> PROBLEM
Below are records; copy every line in them that holds the word "garcia".

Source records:
Start of Block
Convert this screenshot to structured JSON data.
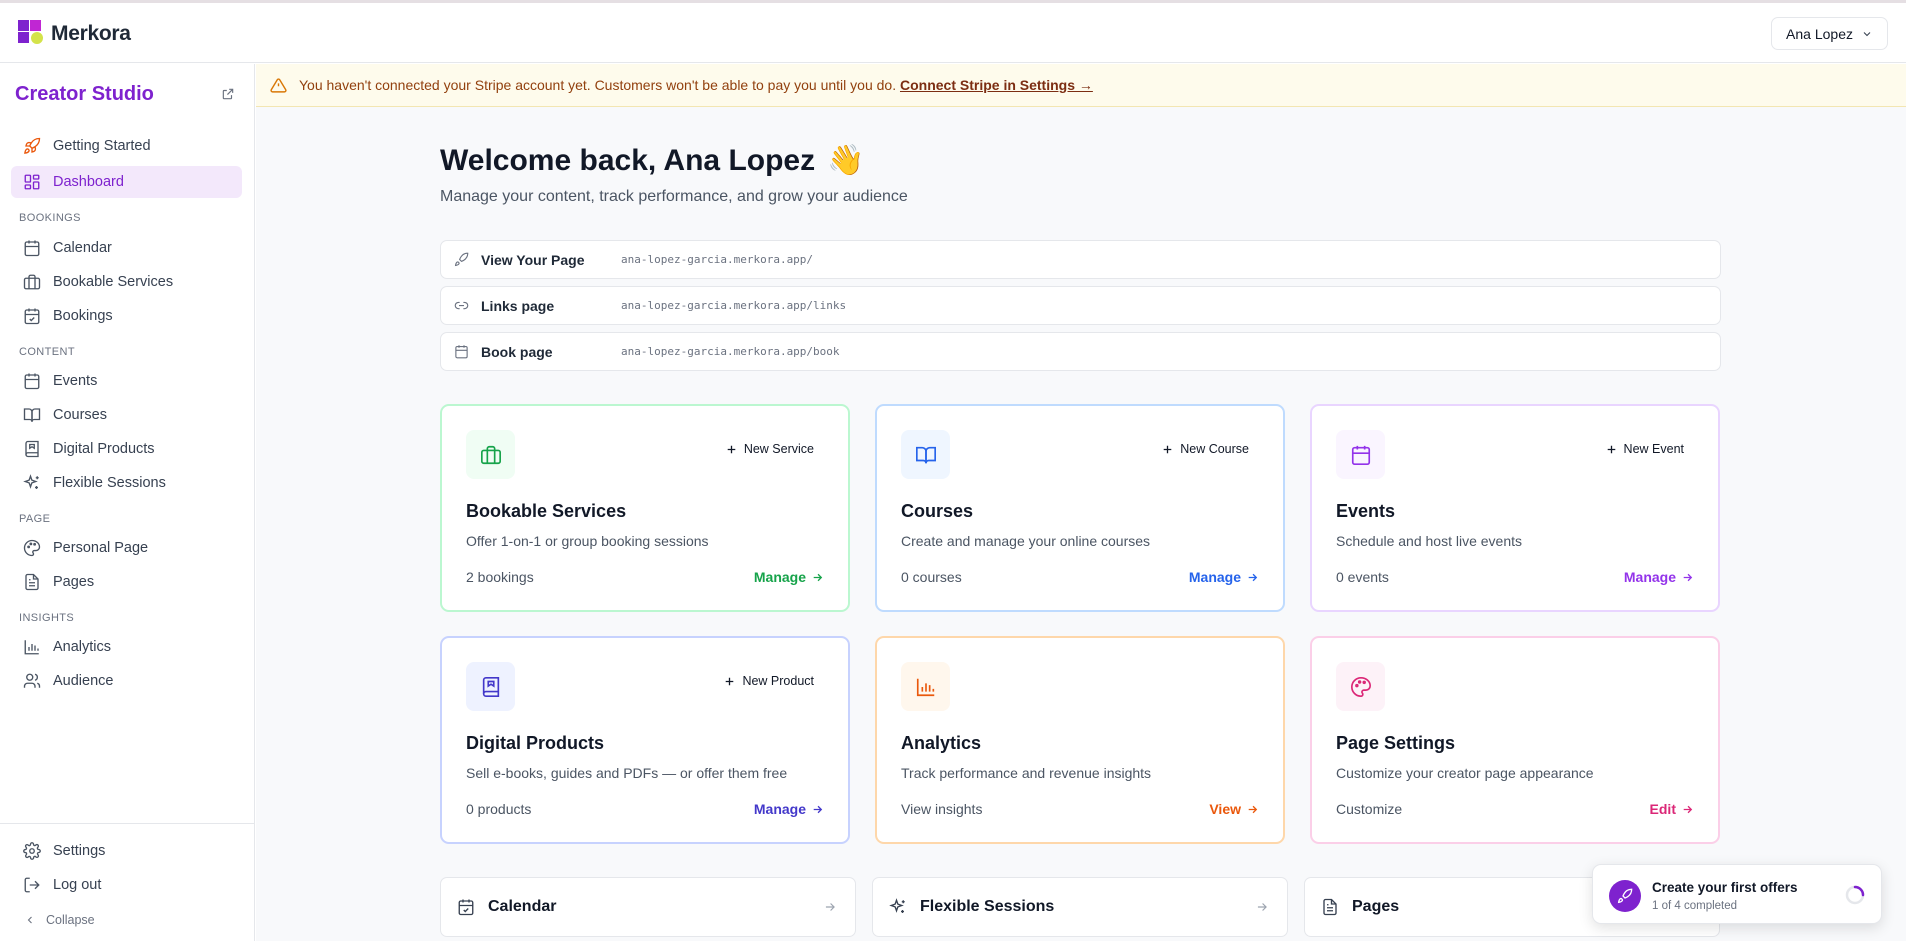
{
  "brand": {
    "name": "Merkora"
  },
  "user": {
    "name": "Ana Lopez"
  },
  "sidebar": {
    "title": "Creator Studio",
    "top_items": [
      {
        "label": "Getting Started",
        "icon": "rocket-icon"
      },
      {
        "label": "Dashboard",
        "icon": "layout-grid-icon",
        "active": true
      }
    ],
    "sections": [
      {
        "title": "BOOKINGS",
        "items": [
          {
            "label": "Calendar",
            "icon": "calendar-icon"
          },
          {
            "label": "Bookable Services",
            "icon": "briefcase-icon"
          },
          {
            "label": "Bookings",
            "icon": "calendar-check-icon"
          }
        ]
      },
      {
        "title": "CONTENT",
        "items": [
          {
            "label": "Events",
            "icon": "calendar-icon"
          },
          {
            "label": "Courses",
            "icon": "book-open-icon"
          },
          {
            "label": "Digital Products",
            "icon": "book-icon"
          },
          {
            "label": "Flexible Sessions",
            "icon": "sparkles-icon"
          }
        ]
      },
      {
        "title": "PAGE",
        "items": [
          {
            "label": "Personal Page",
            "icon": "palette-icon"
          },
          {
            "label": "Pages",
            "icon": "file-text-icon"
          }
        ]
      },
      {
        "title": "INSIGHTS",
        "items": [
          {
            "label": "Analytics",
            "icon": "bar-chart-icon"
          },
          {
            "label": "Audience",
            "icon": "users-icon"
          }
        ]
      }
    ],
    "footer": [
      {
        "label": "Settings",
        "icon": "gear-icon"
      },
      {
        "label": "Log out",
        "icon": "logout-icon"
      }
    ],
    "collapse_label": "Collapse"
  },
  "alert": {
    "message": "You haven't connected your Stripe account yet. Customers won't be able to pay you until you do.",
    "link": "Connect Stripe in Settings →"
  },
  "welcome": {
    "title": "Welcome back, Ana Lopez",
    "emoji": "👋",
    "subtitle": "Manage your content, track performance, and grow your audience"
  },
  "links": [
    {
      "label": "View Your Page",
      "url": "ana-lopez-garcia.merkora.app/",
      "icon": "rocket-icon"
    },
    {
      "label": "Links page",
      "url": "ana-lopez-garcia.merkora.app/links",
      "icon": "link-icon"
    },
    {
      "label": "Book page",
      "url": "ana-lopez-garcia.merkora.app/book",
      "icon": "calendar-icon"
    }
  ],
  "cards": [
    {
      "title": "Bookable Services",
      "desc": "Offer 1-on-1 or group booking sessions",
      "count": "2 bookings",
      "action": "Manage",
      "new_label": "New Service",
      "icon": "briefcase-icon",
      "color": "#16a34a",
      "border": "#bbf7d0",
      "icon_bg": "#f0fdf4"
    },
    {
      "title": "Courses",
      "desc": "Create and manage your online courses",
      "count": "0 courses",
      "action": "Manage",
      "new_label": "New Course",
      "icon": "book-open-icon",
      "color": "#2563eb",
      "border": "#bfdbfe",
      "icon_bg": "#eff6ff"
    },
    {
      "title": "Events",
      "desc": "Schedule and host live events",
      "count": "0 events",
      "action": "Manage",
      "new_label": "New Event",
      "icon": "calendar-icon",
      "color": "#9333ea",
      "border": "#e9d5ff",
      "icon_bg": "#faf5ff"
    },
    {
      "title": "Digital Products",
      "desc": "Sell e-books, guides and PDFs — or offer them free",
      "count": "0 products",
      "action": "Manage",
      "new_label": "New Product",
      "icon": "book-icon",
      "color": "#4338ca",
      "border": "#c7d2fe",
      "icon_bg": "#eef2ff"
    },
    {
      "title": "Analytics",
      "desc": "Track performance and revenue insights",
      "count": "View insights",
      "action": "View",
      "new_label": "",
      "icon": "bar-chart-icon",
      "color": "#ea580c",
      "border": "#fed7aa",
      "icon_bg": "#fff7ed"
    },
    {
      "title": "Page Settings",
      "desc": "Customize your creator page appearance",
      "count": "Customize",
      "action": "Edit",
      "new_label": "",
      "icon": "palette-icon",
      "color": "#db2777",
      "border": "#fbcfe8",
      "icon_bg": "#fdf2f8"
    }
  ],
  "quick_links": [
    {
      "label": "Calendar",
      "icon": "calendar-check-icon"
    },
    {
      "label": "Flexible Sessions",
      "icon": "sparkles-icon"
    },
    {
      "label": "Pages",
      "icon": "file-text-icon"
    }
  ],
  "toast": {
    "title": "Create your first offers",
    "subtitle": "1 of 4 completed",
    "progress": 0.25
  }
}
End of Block
> COMPLETED EXERCISE
      "url": "ana-lopez-garcia.merkora.app/",
      "url": "ana-lopez-garcia.merkora.app/links",
      "url": "ana-lopez-garcia.merkora.app/book",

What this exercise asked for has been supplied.